> **Task prompt**:
Where does the word "time" show up in the records? Copy every line that has it.

——————

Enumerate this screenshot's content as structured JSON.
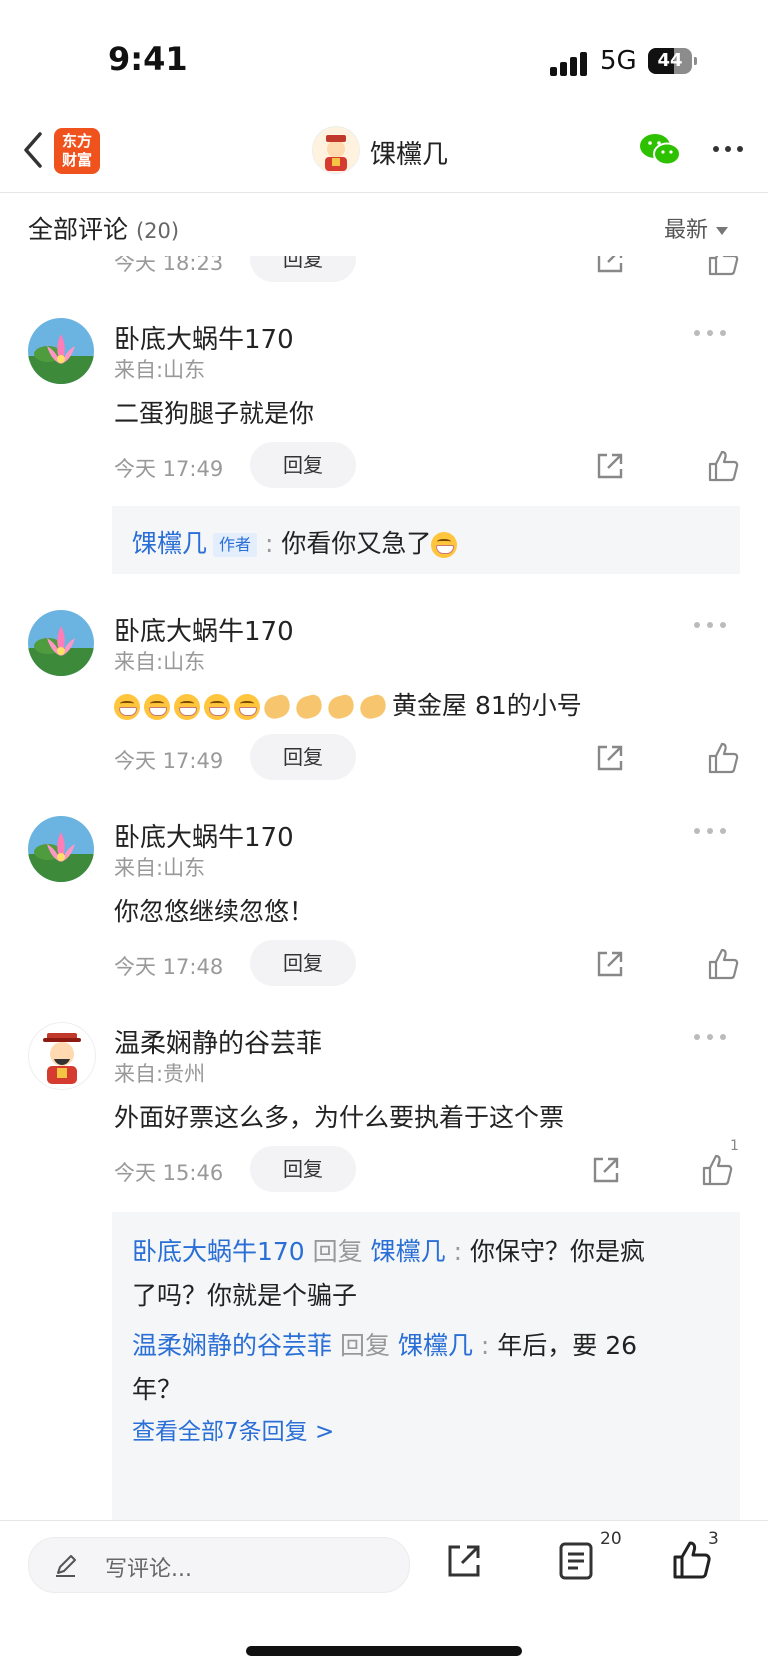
{
  "status": {
    "time": "9:41",
    "network": "5G",
    "battery": "44"
  },
  "nav": {
    "logo_line1": "东方",
    "logo_line2": "财富",
    "title": "馃欓几"
  },
  "header": {
    "label": "全部评论",
    "count": "(20)",
    "sort": "最新"
  },
  "top_partial": {
    "time": "今天 18:23",
    "reply": "回复"
  },
  "comments": [
    {
      "username": "卧底大蜗牛170",
      "location": "来自:山东",
      "text": "二蛋狗腿子就是你",
      "time": "今天 17:49",
      "reply": "回复",
      "author_reply": {
        "user": "馃欓几",
        "tag": "作者",
        "sep": ":",
        "text": "你看你又急了"
      }
    },
    {
      "username": "卧底大蜗牛170",
      "location": "来自:山东",
      "text": "黄金屋 81的小号",
      "time": "今天 17:49",
      "reply": "回复"
    },
    {
      "username": "卧底大蜗牛170",
      "location": "来自:山东",
      "text": "你忽悠继续忽悠！",
      "time": "今天 17:48",
      "reply": "回复"
    },
    {
      "username": "温柔娴静的谷芸菲",
      "location": "来自:贵州",
      "text": "外面好票这么多，为什么要执着于这个票",
      "time": "今天 15:46",
      "reply": "回复",
      "likes": "1",
      "replies": [
        {
          "from": "卧底大蜗牛170",
          "verb": "回复",
          "to": "馃欓几",
          "sep": ":",
          "text1": "你保守？你是疯",
          "text2": "了吗？你就是个骗子"
        },
        {
          "from": "温柔娴静的谷芸菲",
          "verb": "回复",
          "to": "馃欓几",
          "sep": ":",
          "text1": "年后，要 26",
          "text2": "年？"
        }
      ],
      "view_all": "查看全部7条回复 >"
    }
  ],
  "bottom": {
    "placeholder": "写评论...",
    "comment_count": "20",
    "like_count": "3"
  },
  "colors": {
    "accent_blue": "#2a6fd6",
    "brand_orange": "#f0521d",
    "wechat_green": "#2dc100"
  }
}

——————

> **Worked solution**:
    "time": "9:41",
    "time": "今天 18:23",
      "time": "今天 17:49",
      "time": "今天 17:49",
      "time": "今天 17:48",
      "time": "今天 15:46",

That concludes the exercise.